(Data about app and page elements)
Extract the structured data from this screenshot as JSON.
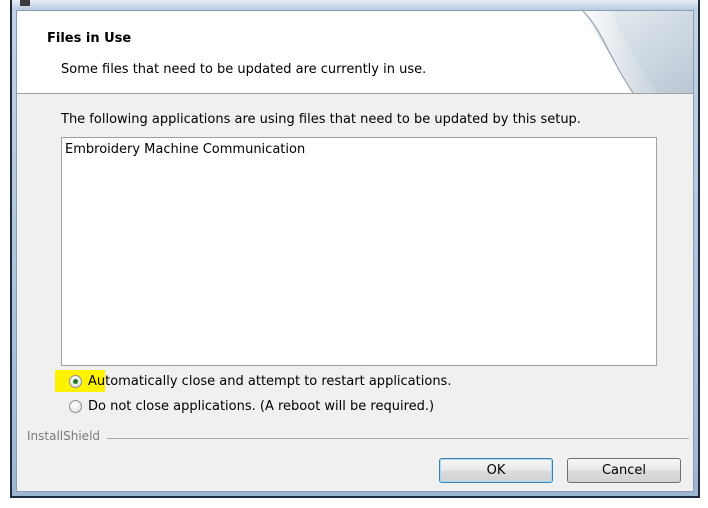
{
  "window": {
    "title": ""
  },
  "header": {
    "title": "Files in Use",
    "subtitle": "Some files that need to be updated are currently in use."
  },
  "main": {
    "description": "The following applications are using files that need to be updated by this setup.",
    "applications": [
      "Embroidery Machine Communication"
    ],
    "options": [
      {
        "label": "Automatically close and attempt to restart applications.",
        "selected": true
      },
      {
        "label": "Do not close applications. (A reboot will be required.)",
        "selected": false
      }
    ]
  },
  "footer": {
    "brand": "InstallShield",
    "ok_label": "OK",
    "cancel_label": "Cancel"
  },
  "colors": {
    "highlight": "#fff200",
    "radio_selected": "#1d7a1d",
    "ok_border": "#3c7fb1"
  }
}
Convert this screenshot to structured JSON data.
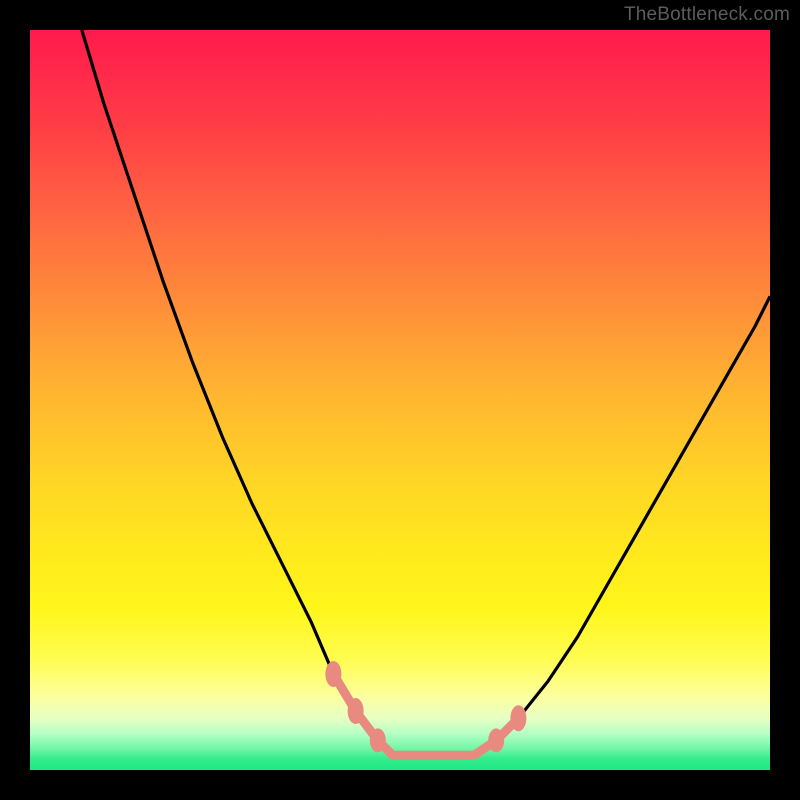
{
  "watermark": {
    "text": "TheBottleneck.com"
  },
  "chart_data": {
    "type": "line",
    "title": "",
    "xlabel": "",
    "ylabel": "",
    "xlim": [
      0,
      100
    ],
    "ylim": [
      0,
      100
    ],
    "grid": false,
    "legend": false,
    "background_gradient": {
      "orientation": "vertical",
      "stops": [
        {
          "pos": 0.0,
          "color": "#ff1a4d"
        },
        {
          "pos": 0.5,
          "color": "#ffc028"
        },
        {
          "pos": 0.8,
          "color": "#fff61a"
        },
        {
          "pos": 1.0,
          "color": "#1fe885"
        }
      ]
    },
    "series": [
      {
        "name": "left-curve",
        "color": "#000000",
        "x": [
          7,
          10,
          14,
          18,
          22,
          26,
          30,
          34,
          38,
          41,
          44,
          47,
          49
        ],
        "values": [
          100,
          90,
          78,
          66,
          55,
          45,
          36,
          28,
          20,
          13,
          8,
          4,
          2
        ]
      },
      {
        "name": "right-curve",
        "color": "#000000",
        "x": [
          60,
          63,
          66,
          70,
          74,
          78,
          82,
          86,
          90,
          94,
          98,
          100
        ],
        "values": [
          2,
          4,
          7,
          12,
          18,
          25,
          32,
          39,
          46,
          53,
          60,
          64
        ]
      },
      {
        "name": "bottom-flat",
        "color": "#e98a80",
        "x": [
          41,
          44,
          47,
          49,
          51,
          54,
          57,
          60,
          63,
          66
        ],
        "values": [
          13,
          8,
          4,
          2,
          2,
          2,
          2,
          2,
          4,
          7
        ]
      }
    ],
    "markers": [
      {
        "x": 41,
        "y": 13,
        "color": "#e98a80"
      },
      {
        "x": 44,
        "y": 8,
        "color": "#e98a80"
      },
      {
        "x": 47,
        "y": 4,
        "color": "#e98a80"
      },
      {
        "x": 63,
        "y": 4,
        "color": "#e98a80"
      },
      {
        "x": 66,
        "y": 7,
        "color": "#e98a80"
      }
    ]
  }
}
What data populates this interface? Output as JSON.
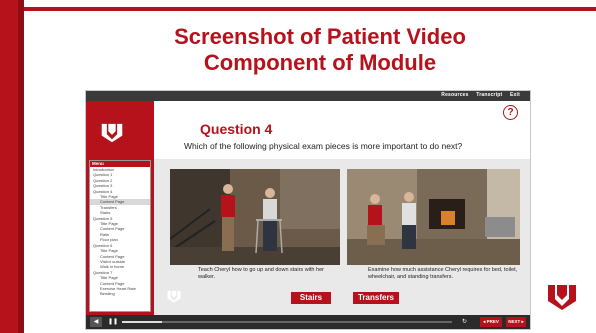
{
  "slide": {
    "title_line1": "Screenshot of Patient Video",
    "title_line2": "Component of Module",
    "brand_color": "#b5121b"
  },
  "module": {
    "top_links": [
      "Resources",
      "Transcript",
      "Exit"
    ],
    "help_label": "?",
    "question_title": "Question 4",
    "question_text": "Which of the following physical exam pieces is more important to do next?",
    "menu_header": "Menu",
    "menu_items": [
      {
        "label": "Introduction",
        "level": "top",
        "selected": false
      },
      {
        "label": "Question 1",
        "level": "top",
        "selected": false
      },
      {
        "label": "Question 2",
        "level": "top",
        "selected": false
      },
      {
        "label": "Question 3",
        "level": "top",
        "selected": false
      },
      {
        "label": "Question 4",
        "level": "top",
        "selected": false
      },
      {
        "label": "Title Page",
        "level": "indent",
        "selected": false
      },
      {
        "label": "Content Page",
        "level": "indent",
        "selected": true
      },
      {
        "label": "Transfers",
        "level": "indent",
        "selected": false
      },
      {
        "label": "Stairs",
        "level": "indent",
        "selected": false
      },
      {
        "label": "Question 5",
        "level": "top",
        "selected": false
      },
      {
        "label": "Title Page",
        "level": "indent",
        "selected": false
      },
      {
        "label": "Content Page",
        "level": "indent",
        "selected": false
      },
      {
        "label": "Rails",
        "level": "indent",
        "selected": false
      },
      {
        "label": "Floor plan",
        "level": "indent",
        "selected": false
      },
      {
        "label": "Question 6",
        "level": "top",
        "selected": false
      },
      {
        "label": "Title Page",
        "level": "indent",
        "selected": false
      },
      {
        "label": "Content Page",
        "level": "indent",
        "selected": false
      },
      {
        "label": "Visitor outside",
        "level": "indent",
        "selected": false
      },
      {
        "label": "Walk in home",
        "level": "indent",
        "selected": false
      },
      {
        "label": "Question 7",
        "level": "top",
        "selected": false
      },
      {
        "label": "Title Page",
        "level": "indent",
        "selected": false
      },
      {
        "label": "Content Page",
        "level": "indent",
        "selected": false
      },
      {
        "label": "Exercise Heart Rate",
        "level": "indent",
        "selected": false
      },
      {
        "label": "Bending",
        "level": "indent",
        "selected": false
      }
    ],
    "option1_caption": "Teach Cheryl how to go up and down stairs with her walker.",
    "option2_caption": "Examine how much assistance Cheryl requires for bed, toilet, wheelchair, and standing transfers.",
    "choice1": "Stairs",
    "choice2": "Transfers",
    "prev_label": "◂ PREV",
    "next_label": "NEXT ▸",
    "playback_progress": 0.12
  }
}
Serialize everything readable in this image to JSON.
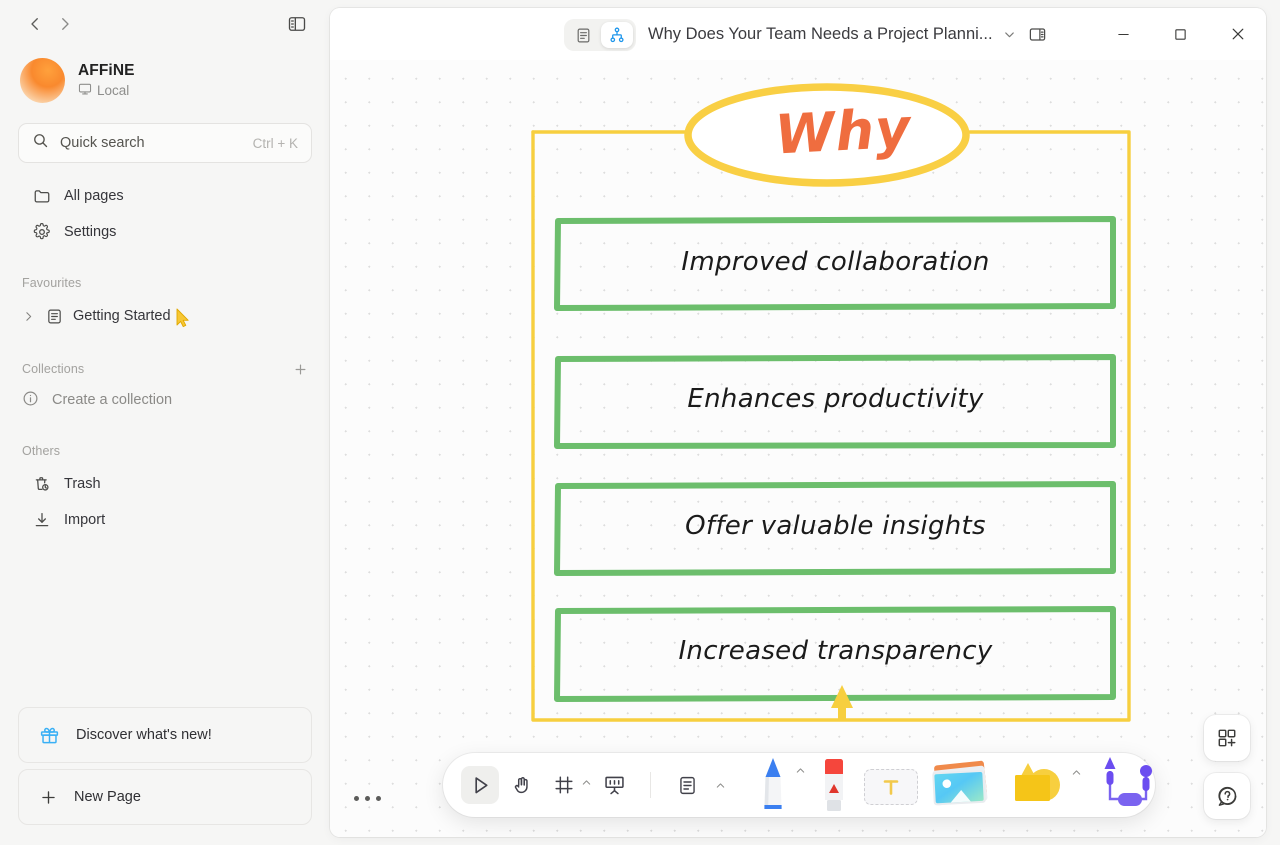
{
  "sidebar": {
    "nav": {
      "back_label": "Back",
      "forward_label": "Forward",
      "panel_toggle_label": "Toggle sidebar"
    },
    "workspace": {
      "name": "AFFiNE",
      "sub_label": "Local",
      "avatar_color": "#f9892e"
    },
    "search": {
      "label": "Quick search",
      "shortcut": "Ctrl + K"
    },
    "items": [
      {
        "label": "All pages",
        "icon": "folder-icon"
      },
      {
        "label": "Settings",
        "icon": "gear-icon"
      }
    ],
    "sections": {
      "favourites": {
        "title": "Favourites",
        "items": [
          {
            "label": "Getting Started",
            "icon": "doc-icon"
          }
        ]
      },
      "collections": {
        "title": "Collections",
        "add_label": "+",
        "empty_label": "Create a collection"
      },
      "others": {
        "title": "Others",
        "items": [
          {
            "label": "Trash",
            "icon": "trash-icon"
          },
          {
            "label": "Import",
            "icon": "import-icon"
          }
        ]
      }
    },
    "bottom": {
      "discover_label": "Discover what's new!",
      "new_page_label": "New Page"
    }
  },
  "titlebar": {
    "mode_page_label": "Page mode",
    "mode_edgeless_label": "Edgeless mode",
    "active_mode": "edgeless",
    "doc_title": "Why Does Your Team Needs a Project Planni...",
    "chevron_label": "More",
    "right_panel_label": "Toggle right sidebar",
    "window": {
      "minimize": "–",
      "maximize": "□",
      "close": "✕"
    }
  },
  "canvas": {
    "accent_yellow": "#f7cf3f",
    "accent_green": "#6cbe6c",
    "accent_orange": "#ef6d3f",
    "why_title": "Why",
    "boxes": [
      {
        "label": "Improved collaboration"
      },
      {
        "label": "Enhances productivity"
      },
      {
        "label": "Offer valuable insights"
      },
      {
        "label": "Increased transparency"
      }
    ]
  },
  "toolbar": {
    "select_label": "Select",
    "hand_label": "Hand",
    "frame_label": "Frame",
    "present_label": "Present",
    "note_label": "Note",
    "pen_label": "Pen",
    "eraser_label": "Eraser",
    "text_label": "Text",
    "image_label": "Image",
    "shape_label": "Shape",
    "connector_label": "Connector",
    "active_tool": "select"
  },
  "side_buttons": {
    "toolbar_add_label": "Add widget",
    "help_label": "Help"
  },
  "zoom_bar": {
    "collapsed_label": "..."
  }
}
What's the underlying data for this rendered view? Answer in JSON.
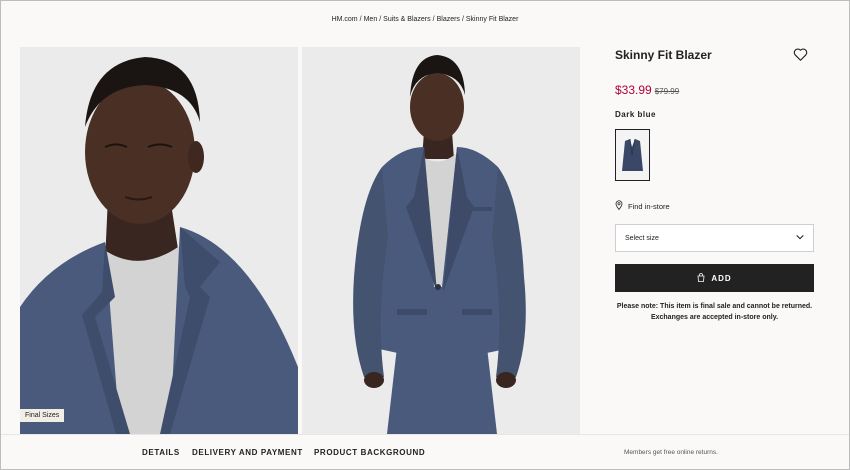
{
  "breadcrumb": [
    "HM.com",
    "Men",
    "Suits & Blazers",
    "Blazers",
    "Skinny Fit Blazer"
  ],
  "gallery": {
    "badge": "Final Sizes",
    "images": [
      "blazer-closeup-photo",
      "blazer-full-photo"
    ]
  },
  "product": {
    "title": "Skinny Fit Blazer",
    "price": "$33.99",
    "old_price": "$79.99",
    "color_name": "Dark blue",
    "find_in_store": "Find in-store",
    "size_placeholder": "Select size",
    "add_label": "ADD",
    "note": "Please note: This item is final sale and cannot be returned. Exchanges are accepted in-store only."
  },
  "bottom": {
    "tabs": [
      "DETAILS",
      "DELIVERY AND PAYMENT",
      "PRODUCT BACKGROUND"
    ],
    "returns": "Members get free online returns."
  },
  "icons": [
    "heart-icon",
    "location-pin-icon",
    "chevron-down-icon",
    "shopping-bag-icon"
  ],
  "colors": {
    "sale_price": "#b3003c",
    "button_bg": "#222222",
    "page_bg": "#faf9f8",
    "badge_bg": "#f2eee6",
    "blazer": "#4a5a7c"
  }
}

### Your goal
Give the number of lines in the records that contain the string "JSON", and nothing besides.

### Written solution
5